The article builds on previous research by Shaw and colleagues that showed that disruption of deep sleep did not affect reproductive hormones in pubertal children. (Photo courtesy of Lightfield Studios/Shutterstock.com)

“The results of this study offer good news for parents,” said Natalie Shaw, MD, head of the Pediatric Neuroendocrinology Group at NIEHS and senior author of the new study, which was published in the Journal of the Endocrine Society. “Parents don’t have to worry too much about the occasional night of disturbed sleep harming their child’s growth.”

However, Shaw cautioned that the study was relatively small and more research needs to be done to see if multiple nights of disturbed sleep would have the same results. The study did not focus on sleep deprivation or sleep disturbance.

Sleep pattern monitoring

Natalie Shaw, MD Shaw holds a secondary position in the NIEHS Reproductive and Developmental Biology Laboratory. (Photo courtesy of Steve McCaw/NIEHS)

The study, which was conducted at Massachusetts General Hospital, included seven girls and seven boys, ages 11 to 14, who had entered puberty. The participants were not taking any drugs known to interfere with sleep, growth or puberty, and had no known sleep disorders.

Researchers used polysomnography to monitor participants’ sleep patterns throughout the night. They also took blood samples using a long IV line every 10 minutes to measure growth hormone levels. Each participant went through two sleep studies, spaced two months apart, one with and one without sleep disturbance. During sleep-disturbed nights, loud sounds played through a bedside speaker as the participant entered slow-wave sleep, the deepest form of sleep. The sounds used to disrupt participants’ sleep ranged from silent, simulated door knocking to louder sounds comparable to those of a garbage truck.

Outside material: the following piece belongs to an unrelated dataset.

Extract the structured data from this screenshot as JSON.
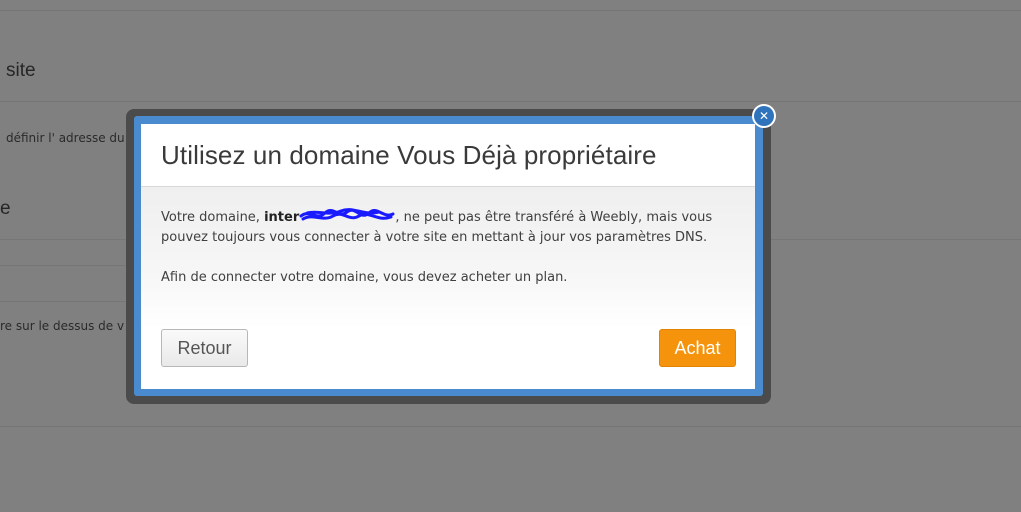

An unexpected discovery

The scientists found that there was no difference in growth hormone secretion between the two study nights, including the number of growth hormone pulses and their amplitude or size. Shaw was surprised that the participants all awoke the next morning feeling refreshed, with no memory of having been awakened from a deep sleep. There were also no differences in morning vital signs or cortisol levels, suggesting that the sleep disruption had not created stress.

“This finding was unexpected given the traditional view that undisturbed deep sleep is required for growth hormone secretion to occur,” Shaw said. “We thought we would see dips in growth hormone when deep sleep was disrupted, but we didn’t.”

This document is based on a earlier paper in which the researchers found that the disruption of deep sleep did not affect the reproductive hormones of pubertal children.

Calvert ME, Molsberry SA, Kangarloo T, Amin MR, Genty V, Faghih RT, Klerman EB, Shaw ND. 2022. Acute sleep disturbance does not decrease pulsatile growth hormone secretion in pubertal children. J Endocr Soc 6(11):bvac146.

Shaw ND, Butler JP, Nemati S, Kangarloo T, Ghassemi M, Malhotra A, Hall JE. 2015. Accumulated deep sleep is a strong predictor of LH pulse onset in postpubertal children. J Clin Endocrinol Metab 100(3):1062-1070.

(Robin Mackar is a writer and media relations coordinator in the Office of Communications and Public Liaison at NIEHS.)